::: MATERIAL SHOWN :::
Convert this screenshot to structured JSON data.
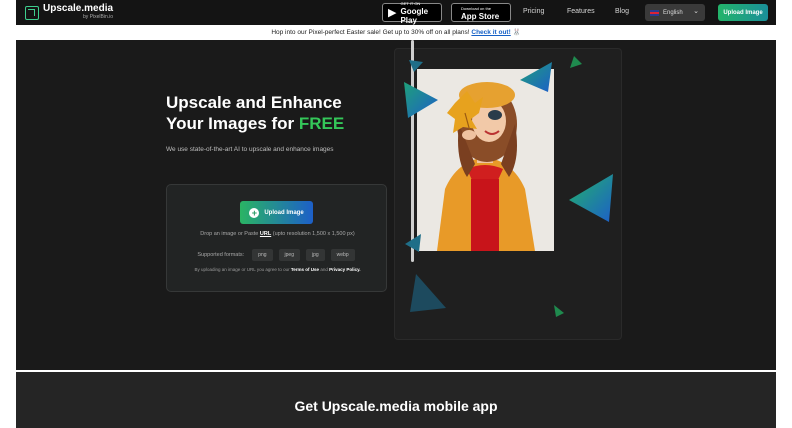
{
  "nav": {
    "brand": "Upscale.media",
    "brand_by": "by PixelBin.io",
    "google_play_small": "GET IT ON",
    "google_play_big": "Google Play",
    "app_store_small": "Download on the",
    "app_store_big": "App Store",
    "links": [
      "Pricing",
      "Features",
      "Blog"
    ],
    "language": "English",
    "upload_label": "Upload Image"
  },
  "promo": {
    "text": "Hop into our Pixel-perfect Easter sale! Get up to 30% off on all plans!",
    "link": "Check it out!",
    "emoji": "🐰"
  },
  "hero": {
    "title_line1": "Upscale and Enhance",
    "title_line2": "Your Images for ",
    "title_highlight": "FREE",
    "subtitle": "We use state-of-the-art AI to upscale and enhance images",
    "upload_button": "Upload Image",
    "drop_prefix": "Drop an image or Paste ",
    "drop_url": "URL",
    "drop_suffix": " (upto resolution 1,500 x 1,500 px)",
    "formats_label": "Supported formats:",
    "formats": [
      "png",
      "jpeg",
      "jpg",
      "webp"
    ],
    "terms_prefix": "By uploading an image or URL you agree to our ",
    "terms_link": "Terms of Use",
    "terms_mid": " and ",
    "privacy_link": "Privacy Policy."
  },
  "bottom": {
    "title": "Get Upscale.media mobile app"
  },
  "colors": {
    "accent_green": "#34c759",
    "gradient_start": "#2ab464",
    "gradient_end": "#1d5fc8",
    "link_blue": "#1560c6"
  }
}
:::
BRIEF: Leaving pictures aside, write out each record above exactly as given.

ANSWER FOR THE TASK:
Convert this screenshot to structured JSON data.
{
  "nav": {
    "brand": "Upscale.media",
    "brand_by": "by PixelBin.io",
    "google_play_small": "GET IT ON",
    "google_play_big": "Google Play",
    "app_store_small": "Download on the",
    "app_store_big": "App Store",
    "links": [
      "Pricing",
      "Features",
      "Blog"
    ],
    "language": "English",
    "upload_label": "Upload Image"
  },
  "promo": {
    "text": "Hop into our Pixel-perfect Easter sale! Get up to 30% off on all plans!",
    "link": "Check it out!",
    "emoji": "🐰"
  },
  "hero": {
    "title_line1": "Upscale and Enhance",
    "title_line2": "Your Images for ",
    "title_highlight": "FREE",
    "subtitle": "We use state-of-the-art AI to upscale and enhance images",
    "upload_button": "Upload Image",
    "drop_prefix": "Drop an image or Paste ",
    "drop_url": "URL",
    "drop_suffix": " (upto resolution 1,500 x 1,500 px)",
    "formats_label": "Supported formats:",
    "formats": [
      "png",
      "jpeg",
      "jpg",
      "webp"
    ],
    "terms_prefix": "By uploading an image or URL you agree to our ",
    "terms_link": "Terms of Use",
    "terms_mid": " and ",
    "privacy_link": "Privacy Policy."
  },
  "bottom": {
    "title": "Get Upscale.media mobile app"
  },
  "colors": {
    "accent_green": "#34c759",
    "gradient_start": "#2ab464",
    "gradient_end": "#1d5fc8",
    "link_blue": "#1560c6"
  }
}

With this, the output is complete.